I suppose it’s possible that everything was covered with their program, but I feel like there must have been a reason they didn’t automate it in the first place. If they never thought of automating things, this person should pitch it to the company and get a more fulfilling task!


#14

Lack of interest. The job gets done, it’s covered in the budget and the current way doesn’t offer any surprises.

And it’s often in the interest of the previous job holder not to automate, because then he’d or she’d be out of a job. The newcomer is usually not that invested in keeping the status quo.

I’ve seen the strangest things, like not automating testing because investing 1 or 2 person-months in a block feels more expensive to management than 4 to 6 person-months each year, distributed over a group of developers.

“Your sawing takes very long - perhaps you should sharpen your saws.”
“We don’t have time for that, we are behind schedule.”


#15

Probably not ready to share. I’m doing similar things myself.
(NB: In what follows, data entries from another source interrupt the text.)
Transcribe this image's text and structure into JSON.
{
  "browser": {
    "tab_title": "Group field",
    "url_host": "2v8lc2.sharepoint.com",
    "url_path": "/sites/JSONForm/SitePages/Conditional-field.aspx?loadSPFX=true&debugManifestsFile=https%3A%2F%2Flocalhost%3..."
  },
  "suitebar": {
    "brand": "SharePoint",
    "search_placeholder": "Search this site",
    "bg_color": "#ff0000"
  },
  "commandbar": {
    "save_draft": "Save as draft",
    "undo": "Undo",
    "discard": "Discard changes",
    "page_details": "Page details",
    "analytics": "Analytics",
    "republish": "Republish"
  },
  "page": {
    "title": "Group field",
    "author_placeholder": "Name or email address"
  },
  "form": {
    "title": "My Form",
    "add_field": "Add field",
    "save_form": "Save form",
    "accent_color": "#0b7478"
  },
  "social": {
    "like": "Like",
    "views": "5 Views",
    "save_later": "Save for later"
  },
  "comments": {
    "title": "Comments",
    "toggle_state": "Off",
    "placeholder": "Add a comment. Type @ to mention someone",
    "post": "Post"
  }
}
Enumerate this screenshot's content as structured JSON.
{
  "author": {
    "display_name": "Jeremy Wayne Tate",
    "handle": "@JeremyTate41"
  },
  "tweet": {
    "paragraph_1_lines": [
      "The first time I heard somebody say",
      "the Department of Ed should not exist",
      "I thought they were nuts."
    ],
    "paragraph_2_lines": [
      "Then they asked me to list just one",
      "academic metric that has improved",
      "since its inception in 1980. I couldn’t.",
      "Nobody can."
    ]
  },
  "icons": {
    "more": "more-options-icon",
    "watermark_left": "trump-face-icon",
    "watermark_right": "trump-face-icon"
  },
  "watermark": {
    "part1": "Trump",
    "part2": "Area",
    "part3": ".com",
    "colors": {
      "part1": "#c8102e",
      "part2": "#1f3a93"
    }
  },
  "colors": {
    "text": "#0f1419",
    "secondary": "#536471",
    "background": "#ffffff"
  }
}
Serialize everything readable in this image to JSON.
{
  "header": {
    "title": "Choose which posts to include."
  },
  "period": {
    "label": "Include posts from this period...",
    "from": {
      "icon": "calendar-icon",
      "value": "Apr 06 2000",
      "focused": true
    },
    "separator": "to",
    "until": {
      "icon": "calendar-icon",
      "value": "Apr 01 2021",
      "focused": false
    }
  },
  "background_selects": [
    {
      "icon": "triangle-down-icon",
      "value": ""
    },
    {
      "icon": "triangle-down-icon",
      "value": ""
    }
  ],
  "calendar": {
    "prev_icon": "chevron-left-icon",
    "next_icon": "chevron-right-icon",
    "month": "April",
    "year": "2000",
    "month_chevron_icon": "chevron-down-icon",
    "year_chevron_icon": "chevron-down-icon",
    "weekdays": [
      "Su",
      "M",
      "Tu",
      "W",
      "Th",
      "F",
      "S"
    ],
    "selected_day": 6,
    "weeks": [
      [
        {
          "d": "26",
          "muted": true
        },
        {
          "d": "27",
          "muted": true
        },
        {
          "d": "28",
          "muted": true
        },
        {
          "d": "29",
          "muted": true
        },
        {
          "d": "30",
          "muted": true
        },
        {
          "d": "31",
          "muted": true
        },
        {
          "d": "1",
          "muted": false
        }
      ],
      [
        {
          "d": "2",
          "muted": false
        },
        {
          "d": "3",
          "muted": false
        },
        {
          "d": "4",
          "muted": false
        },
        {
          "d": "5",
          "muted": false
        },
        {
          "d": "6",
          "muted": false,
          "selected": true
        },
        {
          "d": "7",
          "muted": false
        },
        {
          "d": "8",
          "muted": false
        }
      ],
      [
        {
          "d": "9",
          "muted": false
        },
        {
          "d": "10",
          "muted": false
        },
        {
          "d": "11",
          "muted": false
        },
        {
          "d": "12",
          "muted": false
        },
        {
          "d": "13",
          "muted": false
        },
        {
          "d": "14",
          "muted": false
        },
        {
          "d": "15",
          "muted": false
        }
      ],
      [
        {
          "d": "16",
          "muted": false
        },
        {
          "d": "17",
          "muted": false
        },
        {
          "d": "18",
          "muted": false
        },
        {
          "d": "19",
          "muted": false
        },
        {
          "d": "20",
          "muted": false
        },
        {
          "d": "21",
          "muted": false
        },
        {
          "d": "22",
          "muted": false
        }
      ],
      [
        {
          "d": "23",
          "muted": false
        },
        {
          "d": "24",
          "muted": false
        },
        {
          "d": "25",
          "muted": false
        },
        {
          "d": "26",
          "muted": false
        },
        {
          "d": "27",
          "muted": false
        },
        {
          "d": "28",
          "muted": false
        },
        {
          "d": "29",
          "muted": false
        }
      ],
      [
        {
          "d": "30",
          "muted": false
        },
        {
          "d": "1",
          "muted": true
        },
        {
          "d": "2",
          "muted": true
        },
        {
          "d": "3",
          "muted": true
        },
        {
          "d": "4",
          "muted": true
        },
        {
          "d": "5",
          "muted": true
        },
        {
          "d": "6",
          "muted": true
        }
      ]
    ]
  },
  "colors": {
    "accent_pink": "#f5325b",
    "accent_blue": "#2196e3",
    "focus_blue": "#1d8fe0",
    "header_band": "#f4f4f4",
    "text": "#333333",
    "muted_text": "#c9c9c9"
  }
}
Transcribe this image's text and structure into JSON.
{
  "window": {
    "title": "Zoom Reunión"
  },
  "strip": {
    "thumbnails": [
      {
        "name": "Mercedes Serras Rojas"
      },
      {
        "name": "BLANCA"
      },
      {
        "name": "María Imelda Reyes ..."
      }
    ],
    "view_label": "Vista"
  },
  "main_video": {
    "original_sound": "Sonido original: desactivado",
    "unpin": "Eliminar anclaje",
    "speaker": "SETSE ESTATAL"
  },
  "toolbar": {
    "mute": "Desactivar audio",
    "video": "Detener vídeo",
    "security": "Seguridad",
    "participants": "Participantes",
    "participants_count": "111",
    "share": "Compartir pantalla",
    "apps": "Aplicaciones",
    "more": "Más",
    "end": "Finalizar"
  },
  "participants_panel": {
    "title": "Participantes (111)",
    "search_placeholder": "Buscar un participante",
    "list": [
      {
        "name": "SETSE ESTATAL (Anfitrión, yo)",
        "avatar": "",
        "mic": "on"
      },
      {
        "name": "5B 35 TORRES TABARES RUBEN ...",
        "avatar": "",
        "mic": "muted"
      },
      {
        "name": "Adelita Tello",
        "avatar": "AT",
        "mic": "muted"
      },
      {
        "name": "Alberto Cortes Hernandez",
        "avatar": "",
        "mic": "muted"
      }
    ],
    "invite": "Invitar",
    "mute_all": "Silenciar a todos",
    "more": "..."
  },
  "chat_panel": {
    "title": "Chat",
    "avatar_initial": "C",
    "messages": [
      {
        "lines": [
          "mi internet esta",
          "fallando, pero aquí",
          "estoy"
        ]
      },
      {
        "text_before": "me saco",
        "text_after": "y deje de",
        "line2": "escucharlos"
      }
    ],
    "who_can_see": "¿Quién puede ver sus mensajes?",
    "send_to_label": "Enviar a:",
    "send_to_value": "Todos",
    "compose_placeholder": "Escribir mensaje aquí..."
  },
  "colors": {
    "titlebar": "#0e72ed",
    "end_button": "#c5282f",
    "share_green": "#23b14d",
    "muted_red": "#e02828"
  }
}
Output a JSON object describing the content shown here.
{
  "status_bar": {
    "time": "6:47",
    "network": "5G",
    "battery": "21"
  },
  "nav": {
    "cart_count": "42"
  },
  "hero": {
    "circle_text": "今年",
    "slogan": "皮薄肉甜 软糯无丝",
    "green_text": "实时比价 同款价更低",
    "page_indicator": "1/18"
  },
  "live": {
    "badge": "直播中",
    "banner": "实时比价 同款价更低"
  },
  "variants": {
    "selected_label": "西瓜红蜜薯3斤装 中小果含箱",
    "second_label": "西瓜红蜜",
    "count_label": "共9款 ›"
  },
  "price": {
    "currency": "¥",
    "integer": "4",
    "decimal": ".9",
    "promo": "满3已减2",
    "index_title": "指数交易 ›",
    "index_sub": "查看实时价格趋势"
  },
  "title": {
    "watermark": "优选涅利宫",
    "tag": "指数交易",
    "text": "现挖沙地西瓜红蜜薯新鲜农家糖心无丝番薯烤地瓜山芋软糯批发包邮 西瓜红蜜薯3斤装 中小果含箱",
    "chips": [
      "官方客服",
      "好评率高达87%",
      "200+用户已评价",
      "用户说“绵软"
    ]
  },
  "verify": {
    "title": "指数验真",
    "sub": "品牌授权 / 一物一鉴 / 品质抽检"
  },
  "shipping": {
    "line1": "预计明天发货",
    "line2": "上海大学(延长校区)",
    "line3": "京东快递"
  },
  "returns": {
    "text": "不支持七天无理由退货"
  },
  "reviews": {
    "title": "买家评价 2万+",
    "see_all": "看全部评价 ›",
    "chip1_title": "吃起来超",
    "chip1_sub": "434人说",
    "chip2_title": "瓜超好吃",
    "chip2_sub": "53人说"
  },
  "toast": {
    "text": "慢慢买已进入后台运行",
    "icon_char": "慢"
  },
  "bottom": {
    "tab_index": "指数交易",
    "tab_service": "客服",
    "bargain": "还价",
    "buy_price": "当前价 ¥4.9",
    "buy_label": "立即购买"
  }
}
  • Adding another layer of spam-catching.
  • Auto-Reply when people write to an address I know they didn’t want to. (I have catch-all, they want to write to a business on another, similar domain.)
  • Moving certain e-mails from the INBOX to other folders or tagging them with keywords.
  • Extracting the wav files from my answering machine and pdf files from the fax, upload them and make them clickable in push messages.
  • Only send notifications for a select number or mails. Don’t want notifications for everything, even if it stays in INBOX.
  • Extract data from iTunes Purchases mail and preprocess them, so that I can import them into my finance software.
  • Process CSV-files I get from my thermometers by mail, putting them into a sqlite database.
  • … and a couple more, I guess.

They work very well, they run stable, they do not stress my raspberry pi, but they are a mess. I could make “nice” code out of it, sure, but that would take more time than I have and much more than would be willing to “donate”.


#16

Lol that’s true. I guess once you throw corporate beauracracy into the mix as well it sets things in stone, regardless of how backwards things are.

I hope the person in that article is able to move on and use their skills for something more fulfilling. If they are able to automate something like that and not have any errors pop up they are definitely a capable individual.

I lost the article, but a few years ago I read about a guy who automated their whole job and spent two years playing games in his office. Eventually people caught on and he was out of work. He said he ended up forgetting how to program after doing nothing for two years. It’s a good lesson. No matter how comfortable your current condition is, you need to be ready in case things go south.


#17

That’s a decent reason right there to post your code publicly. Because some people will be willing to make them pretty for you, as long as the code is useful enough to be worth someone else’s time… I know that I usually rewrite other people’s scripts while I am analyzing them for traps, just to make it easier for me to understand as I go along.


#18

But I don’t need anyone to make the code prettier for me. The code works for me. And it relies on dozens of assumptions that are only true for my environment, so basically everything is hardcoded. I rent my own dedicated IMAP server, I have my own web space with its sftp account, I can always make sure that my home directory is accessible under the same fixed string, so I don’t even have to bother with $HOME.

I do deliver stable, documented, extensible and prettily formatted code for my employer. And before that to my customers. But this is my totally chaotic work-shed - the only thing I make sure of is that I commit the stuff to the respective git repository so that I don’t weep in case my pi ever dies on me.


#19

Of course, most of the problems you describe can be resolved with a very small shell script ;).

find /home/peter/scripts -type f -exec sed -i ‘s#/home/peter#$HOME#g’ {} ;

But I do get your point!

Another prospective problem is the possibility of revealing a hole or backdoor that you don’t know about, or forgot about, and having some idiot griefer take advantage of that to repay your generosity with pain…


#20

A few things she mentions are in Gmail now, like “mark as important”. Others, like the suggested replies, are in Inbox (I’ve tried it a few times only, it was very strange)